Before we define subclinical hypothyroidism, let’s discuss hypothyroidism in general: when the thyroid gland doesn’t produce adequate quantities of thyroid hormones, a condition called hypothyroidism is developed. In most cases iodine deficiency is what leads to the development of this condition, but can also be induced by exposure to Iodine-131 or lithium-based synthetic pills; postpartum thyroiditis and sporadic inheritance are also believed to result in hypothyroidism, while the ingestion of large quantities of iodine can lead to temporary hypothyroidism.
What is subclinical hypothyroidism?
Since hypothyroidism is often asymptomatic, medical specialists have developed certain tests that help them diagnose the condition. In the cases of hypothyroidism, the levels of thyrotropin (TSH) are high, while the triiodothyronine (T3) and thyroxine (T4) levels are low. In the case of subclinical hypothyroidism, the TSH levels are high, but the T3 and T4 levels are normal. In other words, the subclinical hypothyroidism’s patients have thyroid glands that produce adequate amounts of thyroid hormone, but this is due to the pituitary gland working “overtime” in order to aid the normal functioning of the thyroid gland.
What are the symptoms of subclinical hypothyroidism?
In the cases of clinical hypothyroidism the symptoms are often clear and manifest themselves as fatigue, constipation, puffy face, dry skin, weight gain, high cholesterol levels, muscle aches, and others. However, in the case of subclinical hypothyroidism the symptoms are fewer or completely absent.
Subclinical hypothyroidism is diagnosed with the help of laboratory test, which measure the thyrotropin, triiodothyronine, and thyroxine levels; similar home tests also exist and although we don’t have a reason to doubt their accuracy, it is always advisable to get tested in a medical laboratory rather than at home.
In many countries thyroid screening tests are done to pregnant women and studies have confirmed that females that have elevated TSH level, but normal T3 and T4 levels have pregnancies that are complicated by placental abruption and also are two-fold more likely to give pre-term birth. However, the American college of Obstetricians and Gynecologists does not recommend subclinical hypothyroidism treatment during pregnancy.
And when it comes to treatments, the doctors are divided and the debates are ongoing – some doctors claim that subclinical hypothyroidism patients should be only monitored and treated when and if the subclinical hypothyroidism progresses to clinical hypothyroidism; other medical professionals start treating these patients as soon as they are diagnosed with the same methods and medication that they use to treat patients suffering from clinical hypothyroidism. The main reason for treating or monitoring subclinical hypothyroidism is the fact that there is great chance that it can get transformed in clinical hypothyroidism and cause even further complications like increased risk of cardiovascular disease and hyperlipidemia.

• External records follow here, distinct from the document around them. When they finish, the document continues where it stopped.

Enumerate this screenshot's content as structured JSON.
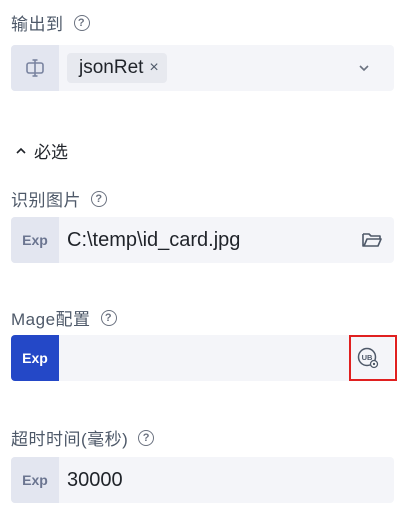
{
  "output": {
    "label": "输出到",
    "help": "?",
    "tag_value": "jsonRet",
    "tag_close": "×"
  },
  "required_section": {
    "toggle_glyph": "^",
    "label": "必选"
  },
  "recognize_image": {
    "label": "识别图片",
    "help": "?",
    "prefix": "Exp",
    "value": "C:\\temp\\id_card.jpg"
  },
  "mage_config": {
    "label": "Mage配置",
    "help": "?",
    "prefix": "Exp",
    "value": ""
  },
  "timeout": {
    "label": "超时时间(毫秒)",
    "help": "?",
    "prefix": "Exp",
    "value": "30000"
  }
}
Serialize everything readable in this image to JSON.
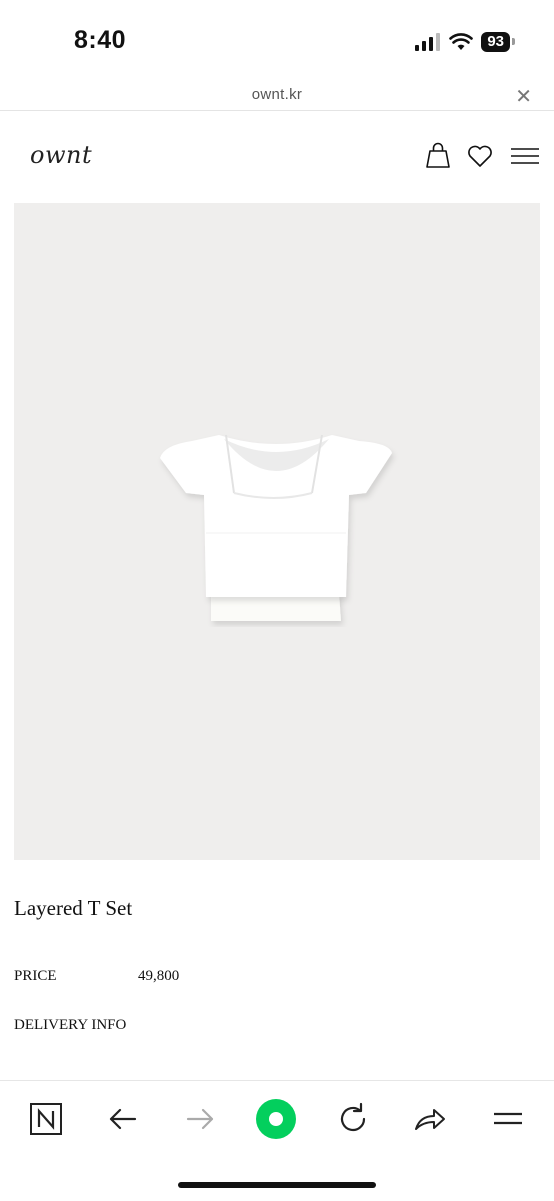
{
  "status_bar": {
    "time": "8:40",
    "battery": "93",
    "icons": [
      "signal-icon",
      "wifi-icon",
      "battery-icon"
    ]
  },
  "browser": {
    "url": "ownt.kr",
    "close_icon": "close-icon"
  },
  "header": {
    "logo": "ownt",
    "icons": [
      "shopping-bag-icon",
      "heart-icon",
      "menu-icon"
    ]
  },
  "product": {
    "image": "white-layered-t-set-photo",
    "name": "Layered T Set",
    "price_label": "PRICE",
    "price_value": "49,800",
    "delivery_label": "DELIVERY INFO"
  },
  "toolbar": {
    "icons": [
      "naver-n-icon",
      "back-arrow-icon",
      "forward-arrow-icon",
      "green-dot-icon",
      "reload-icon",
      "share-icon",
      "menu-icon"
    ],
    "accent": "#03cf5d"
  },
  "colors": {
    "image_bg": "#efeeed",
    "text": "#111111"
  }
}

If you experience sudden and unexplained weight gain, fatigue, depression, muscle cramps, joint pain, and other similar signs and symptoms, you might be suffering from hypothyroidism – consult with your health care provider and follow his or her recommendations. Once you are properly diagnosed, you will be subjected to treatments that are usually very effective, safe, and will help you manage your condition.